Since only the total matters, count the lines of these entries containing the word "proposal" and write that total alone.

======== Data ========

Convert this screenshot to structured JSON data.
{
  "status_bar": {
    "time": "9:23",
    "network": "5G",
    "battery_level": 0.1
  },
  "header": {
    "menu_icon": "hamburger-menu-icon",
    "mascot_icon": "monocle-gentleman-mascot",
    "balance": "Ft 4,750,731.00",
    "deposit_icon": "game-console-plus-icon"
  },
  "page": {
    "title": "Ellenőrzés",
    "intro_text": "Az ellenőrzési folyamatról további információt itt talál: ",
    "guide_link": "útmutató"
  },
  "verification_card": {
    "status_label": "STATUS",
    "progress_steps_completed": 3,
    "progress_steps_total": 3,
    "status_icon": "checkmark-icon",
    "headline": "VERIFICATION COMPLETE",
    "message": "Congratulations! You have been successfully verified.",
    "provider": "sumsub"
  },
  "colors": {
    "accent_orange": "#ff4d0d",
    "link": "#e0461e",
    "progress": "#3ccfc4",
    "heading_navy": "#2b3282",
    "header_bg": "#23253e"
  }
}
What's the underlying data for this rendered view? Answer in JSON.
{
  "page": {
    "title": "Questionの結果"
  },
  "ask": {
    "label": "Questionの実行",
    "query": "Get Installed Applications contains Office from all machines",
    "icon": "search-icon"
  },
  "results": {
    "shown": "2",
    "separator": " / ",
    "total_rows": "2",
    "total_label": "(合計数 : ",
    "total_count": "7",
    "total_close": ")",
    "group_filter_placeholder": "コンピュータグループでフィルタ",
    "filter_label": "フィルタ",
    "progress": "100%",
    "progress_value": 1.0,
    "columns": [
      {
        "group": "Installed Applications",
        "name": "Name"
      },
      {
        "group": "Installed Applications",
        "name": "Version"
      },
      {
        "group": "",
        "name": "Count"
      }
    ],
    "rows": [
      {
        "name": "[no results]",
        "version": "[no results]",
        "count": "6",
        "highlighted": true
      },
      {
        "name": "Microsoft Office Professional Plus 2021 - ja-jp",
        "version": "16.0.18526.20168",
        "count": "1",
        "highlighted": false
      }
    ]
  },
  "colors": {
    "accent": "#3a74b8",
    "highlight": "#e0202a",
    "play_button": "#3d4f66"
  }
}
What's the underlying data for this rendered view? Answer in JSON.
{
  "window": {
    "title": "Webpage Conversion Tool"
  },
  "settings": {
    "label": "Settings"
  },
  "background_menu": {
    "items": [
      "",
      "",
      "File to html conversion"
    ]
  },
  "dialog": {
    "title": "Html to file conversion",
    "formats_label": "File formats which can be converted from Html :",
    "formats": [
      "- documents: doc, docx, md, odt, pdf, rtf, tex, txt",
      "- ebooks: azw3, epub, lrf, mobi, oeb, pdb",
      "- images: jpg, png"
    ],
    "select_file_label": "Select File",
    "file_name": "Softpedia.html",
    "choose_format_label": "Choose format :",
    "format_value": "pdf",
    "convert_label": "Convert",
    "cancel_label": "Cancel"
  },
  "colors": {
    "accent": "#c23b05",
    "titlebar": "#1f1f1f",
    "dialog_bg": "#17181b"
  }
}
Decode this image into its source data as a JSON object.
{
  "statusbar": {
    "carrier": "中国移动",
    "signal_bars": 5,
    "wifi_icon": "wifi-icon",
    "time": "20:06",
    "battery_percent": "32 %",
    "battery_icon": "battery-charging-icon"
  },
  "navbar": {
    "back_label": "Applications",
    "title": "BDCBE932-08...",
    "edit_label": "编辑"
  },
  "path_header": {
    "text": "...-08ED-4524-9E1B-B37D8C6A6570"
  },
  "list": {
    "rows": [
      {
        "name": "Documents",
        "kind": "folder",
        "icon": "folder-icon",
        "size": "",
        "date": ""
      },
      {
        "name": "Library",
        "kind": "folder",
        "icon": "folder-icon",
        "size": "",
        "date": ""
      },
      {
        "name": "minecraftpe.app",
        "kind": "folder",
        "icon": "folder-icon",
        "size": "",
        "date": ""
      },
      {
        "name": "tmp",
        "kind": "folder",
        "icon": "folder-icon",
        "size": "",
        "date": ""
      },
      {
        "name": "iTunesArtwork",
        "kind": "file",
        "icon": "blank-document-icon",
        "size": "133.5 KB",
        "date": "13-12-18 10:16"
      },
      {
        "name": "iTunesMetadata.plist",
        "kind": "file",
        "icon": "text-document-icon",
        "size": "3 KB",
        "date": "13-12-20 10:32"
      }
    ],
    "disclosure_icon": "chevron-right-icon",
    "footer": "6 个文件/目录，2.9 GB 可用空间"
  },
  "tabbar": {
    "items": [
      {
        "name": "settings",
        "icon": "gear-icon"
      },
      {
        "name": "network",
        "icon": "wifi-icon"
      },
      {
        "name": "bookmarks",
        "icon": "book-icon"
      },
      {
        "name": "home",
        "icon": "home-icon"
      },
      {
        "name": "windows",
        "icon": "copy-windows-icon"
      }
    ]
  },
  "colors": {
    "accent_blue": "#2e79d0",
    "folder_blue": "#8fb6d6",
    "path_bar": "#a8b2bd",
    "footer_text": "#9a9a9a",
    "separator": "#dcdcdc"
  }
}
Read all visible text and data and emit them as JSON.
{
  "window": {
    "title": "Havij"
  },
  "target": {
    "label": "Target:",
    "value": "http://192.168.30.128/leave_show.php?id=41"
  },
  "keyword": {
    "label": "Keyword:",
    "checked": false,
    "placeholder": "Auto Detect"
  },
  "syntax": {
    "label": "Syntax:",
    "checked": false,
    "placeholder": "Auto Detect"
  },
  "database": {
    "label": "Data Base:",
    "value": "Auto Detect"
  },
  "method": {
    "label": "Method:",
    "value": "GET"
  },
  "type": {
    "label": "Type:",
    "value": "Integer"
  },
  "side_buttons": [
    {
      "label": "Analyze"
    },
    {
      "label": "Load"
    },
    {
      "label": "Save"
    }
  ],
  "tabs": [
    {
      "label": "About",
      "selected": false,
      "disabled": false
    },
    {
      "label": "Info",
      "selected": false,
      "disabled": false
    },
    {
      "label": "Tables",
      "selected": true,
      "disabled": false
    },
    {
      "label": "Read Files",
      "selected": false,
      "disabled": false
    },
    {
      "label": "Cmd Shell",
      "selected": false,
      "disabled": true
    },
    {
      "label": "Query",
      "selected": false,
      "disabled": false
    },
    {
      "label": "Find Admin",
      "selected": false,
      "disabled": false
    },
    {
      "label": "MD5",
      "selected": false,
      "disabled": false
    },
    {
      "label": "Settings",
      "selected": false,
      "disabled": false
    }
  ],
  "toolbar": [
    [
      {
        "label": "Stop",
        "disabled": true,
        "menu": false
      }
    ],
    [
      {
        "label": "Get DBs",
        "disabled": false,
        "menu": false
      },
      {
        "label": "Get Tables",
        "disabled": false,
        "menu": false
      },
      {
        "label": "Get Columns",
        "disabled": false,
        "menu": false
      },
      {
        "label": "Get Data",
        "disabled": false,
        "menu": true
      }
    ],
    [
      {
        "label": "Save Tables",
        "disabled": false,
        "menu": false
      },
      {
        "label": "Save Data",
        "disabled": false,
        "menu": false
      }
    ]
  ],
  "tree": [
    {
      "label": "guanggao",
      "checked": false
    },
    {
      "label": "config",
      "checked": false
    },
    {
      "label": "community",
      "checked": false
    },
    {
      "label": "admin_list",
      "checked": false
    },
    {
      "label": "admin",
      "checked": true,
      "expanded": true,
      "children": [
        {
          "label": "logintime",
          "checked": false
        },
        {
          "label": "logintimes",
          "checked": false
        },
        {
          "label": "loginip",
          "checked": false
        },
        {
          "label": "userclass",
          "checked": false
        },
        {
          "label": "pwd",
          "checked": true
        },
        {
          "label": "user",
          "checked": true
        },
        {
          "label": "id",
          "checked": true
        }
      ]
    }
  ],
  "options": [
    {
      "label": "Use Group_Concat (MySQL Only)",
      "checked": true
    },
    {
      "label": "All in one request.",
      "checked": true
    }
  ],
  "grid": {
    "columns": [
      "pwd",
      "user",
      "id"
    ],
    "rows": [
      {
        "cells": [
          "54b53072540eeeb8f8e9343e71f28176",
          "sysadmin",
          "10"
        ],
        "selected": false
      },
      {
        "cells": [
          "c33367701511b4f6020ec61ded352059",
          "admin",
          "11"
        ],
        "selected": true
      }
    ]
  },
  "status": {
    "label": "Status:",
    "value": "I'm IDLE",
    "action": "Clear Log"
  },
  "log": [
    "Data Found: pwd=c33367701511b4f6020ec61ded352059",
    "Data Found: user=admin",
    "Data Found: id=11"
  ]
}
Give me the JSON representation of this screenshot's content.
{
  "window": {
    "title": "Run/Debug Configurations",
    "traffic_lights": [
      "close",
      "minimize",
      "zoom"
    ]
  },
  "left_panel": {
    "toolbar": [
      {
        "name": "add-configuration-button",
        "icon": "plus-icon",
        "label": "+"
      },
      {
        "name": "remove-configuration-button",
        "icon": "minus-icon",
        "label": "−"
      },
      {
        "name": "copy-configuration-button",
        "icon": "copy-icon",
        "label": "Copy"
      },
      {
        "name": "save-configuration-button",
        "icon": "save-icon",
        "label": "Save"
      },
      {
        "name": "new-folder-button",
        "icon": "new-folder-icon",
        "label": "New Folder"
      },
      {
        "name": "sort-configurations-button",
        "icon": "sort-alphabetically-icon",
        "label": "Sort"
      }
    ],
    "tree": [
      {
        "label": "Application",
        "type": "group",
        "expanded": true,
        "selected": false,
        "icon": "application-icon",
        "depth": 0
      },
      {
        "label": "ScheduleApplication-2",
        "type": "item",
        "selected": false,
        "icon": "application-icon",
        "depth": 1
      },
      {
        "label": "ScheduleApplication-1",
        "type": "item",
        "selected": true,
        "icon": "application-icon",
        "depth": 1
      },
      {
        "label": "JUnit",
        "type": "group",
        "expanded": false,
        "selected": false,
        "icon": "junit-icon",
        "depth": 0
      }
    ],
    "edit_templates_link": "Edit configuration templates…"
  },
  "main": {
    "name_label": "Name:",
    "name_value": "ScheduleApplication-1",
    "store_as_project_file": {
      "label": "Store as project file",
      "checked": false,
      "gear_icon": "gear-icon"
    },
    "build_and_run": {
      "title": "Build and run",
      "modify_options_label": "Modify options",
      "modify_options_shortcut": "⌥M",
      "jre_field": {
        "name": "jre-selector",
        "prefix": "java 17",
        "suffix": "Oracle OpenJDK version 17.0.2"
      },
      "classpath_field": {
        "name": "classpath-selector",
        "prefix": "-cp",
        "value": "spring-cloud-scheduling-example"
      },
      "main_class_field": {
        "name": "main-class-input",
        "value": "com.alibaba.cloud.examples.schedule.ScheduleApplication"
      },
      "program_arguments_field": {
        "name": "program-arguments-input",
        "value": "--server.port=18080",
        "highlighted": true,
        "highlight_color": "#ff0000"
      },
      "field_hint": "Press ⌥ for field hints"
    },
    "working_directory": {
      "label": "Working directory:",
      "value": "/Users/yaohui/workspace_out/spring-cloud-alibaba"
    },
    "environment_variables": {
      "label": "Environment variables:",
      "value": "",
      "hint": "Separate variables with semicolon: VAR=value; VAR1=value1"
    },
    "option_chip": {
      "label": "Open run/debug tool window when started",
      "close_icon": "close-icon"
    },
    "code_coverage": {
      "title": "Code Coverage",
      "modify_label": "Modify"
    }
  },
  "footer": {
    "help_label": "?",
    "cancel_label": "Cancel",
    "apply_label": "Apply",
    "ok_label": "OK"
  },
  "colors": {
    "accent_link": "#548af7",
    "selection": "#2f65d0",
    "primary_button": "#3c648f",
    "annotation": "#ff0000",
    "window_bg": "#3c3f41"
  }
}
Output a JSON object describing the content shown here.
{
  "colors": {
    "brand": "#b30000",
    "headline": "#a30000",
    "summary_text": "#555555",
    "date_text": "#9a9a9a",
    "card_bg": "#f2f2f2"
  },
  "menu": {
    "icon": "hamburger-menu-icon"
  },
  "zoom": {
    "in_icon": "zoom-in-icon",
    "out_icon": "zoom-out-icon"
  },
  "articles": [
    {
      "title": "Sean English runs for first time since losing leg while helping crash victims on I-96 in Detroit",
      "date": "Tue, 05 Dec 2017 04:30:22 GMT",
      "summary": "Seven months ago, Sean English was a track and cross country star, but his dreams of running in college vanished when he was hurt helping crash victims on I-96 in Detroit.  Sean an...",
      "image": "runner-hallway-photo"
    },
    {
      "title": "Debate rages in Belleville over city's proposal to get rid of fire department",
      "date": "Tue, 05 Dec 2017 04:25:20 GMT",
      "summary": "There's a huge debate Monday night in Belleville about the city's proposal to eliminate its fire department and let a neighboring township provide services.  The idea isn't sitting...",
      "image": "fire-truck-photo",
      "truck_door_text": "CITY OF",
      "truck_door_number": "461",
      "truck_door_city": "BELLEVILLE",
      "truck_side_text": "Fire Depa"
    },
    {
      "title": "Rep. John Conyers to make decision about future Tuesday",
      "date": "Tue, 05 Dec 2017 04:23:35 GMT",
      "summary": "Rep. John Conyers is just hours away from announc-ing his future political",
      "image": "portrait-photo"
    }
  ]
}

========

Problem solution. 2